◆ How to complete this task ◆
All that is needed is each line of the entries holding the word "ASIDE", copied as it stands.

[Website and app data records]
○ ○ ○ ○ ○
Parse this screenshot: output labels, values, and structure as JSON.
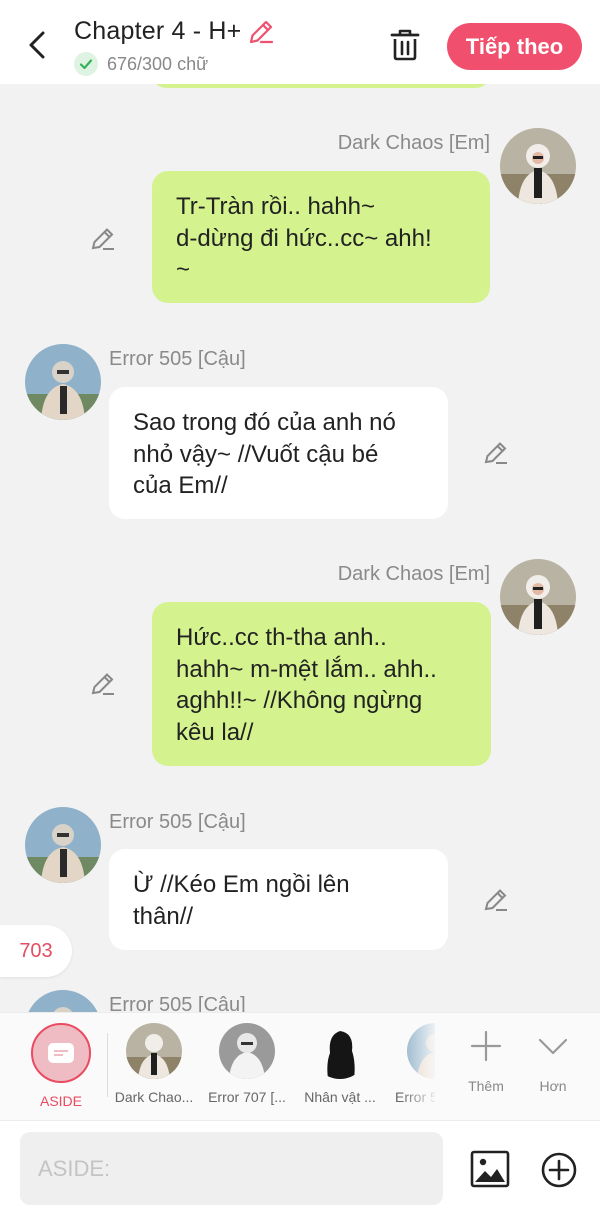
{
  "header": {
    "title": "Chapter 4 - H+",
    "word_count": "676/300 chữ",
    "next_label": "Tiếp theo"
  },
  "messages": [
    {
      "sender": "Dark Chaos [Em]",
      "side": "right",
      "lines": [
        "Tr-Tràn rồi.. hahh~",
        "d-dừng đi hức..cc~ ahh!",
        "~"
      ]
    },
    {
      "sender": "Error 505 [Cậu]",
      "side": "left",
      "lines": [
        "Sao trong đó của anh nó",
        "nhỏ vậy~ //Vuốt cậu bé",
        "của Em//"
      ]
    },
    {
      "sender": "Dark Chaos [Em]",
      "side": "right",
      "lines": [
        "Hức..cc th-tha anh..",
        "hahh~ m-mệt lắm.. ahh..",
        "aghh!!~ //Không ngừng",
        "kêu la//"
      ]
    },
    {
      "sender": "Error 505 [Cậu]",
      "side": "left",
      "lines": [
        "Ừ //Kéo Em ngồi lên",
        "thân//"
      ]
    },
    {
      "sender": "Error 505 [Cậu]",
      "side": "left",
      "lines": []
    }
  ],
  "badge_count": "703",
  "characters": {
    "aside_label": "ASIDE",
    "items": [
      {
        "label": "Dark Chao..."
      },
      {
        "label": "Error 707 [..."
      },
      {
        "label": "Nhân vật ..."
      },
      {
        "label": "Error 5"
      }
    ],
    "add_label": "Thêm",
    "more_label": "Hơn"
  },
  "input": {
    "placeholder": "ASIDE:"
  },
  "colors": {
    "accent": "#f0506e",
    "right_bubble": "#d4f38e",
    "left_bubble": "#ffffff",
    "background": "#f2f2f2"
  }
}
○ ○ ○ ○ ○
◆ Solution for this task ◆
    "aside_label": "ASIDE",
    "placeholder": "ASIDE:"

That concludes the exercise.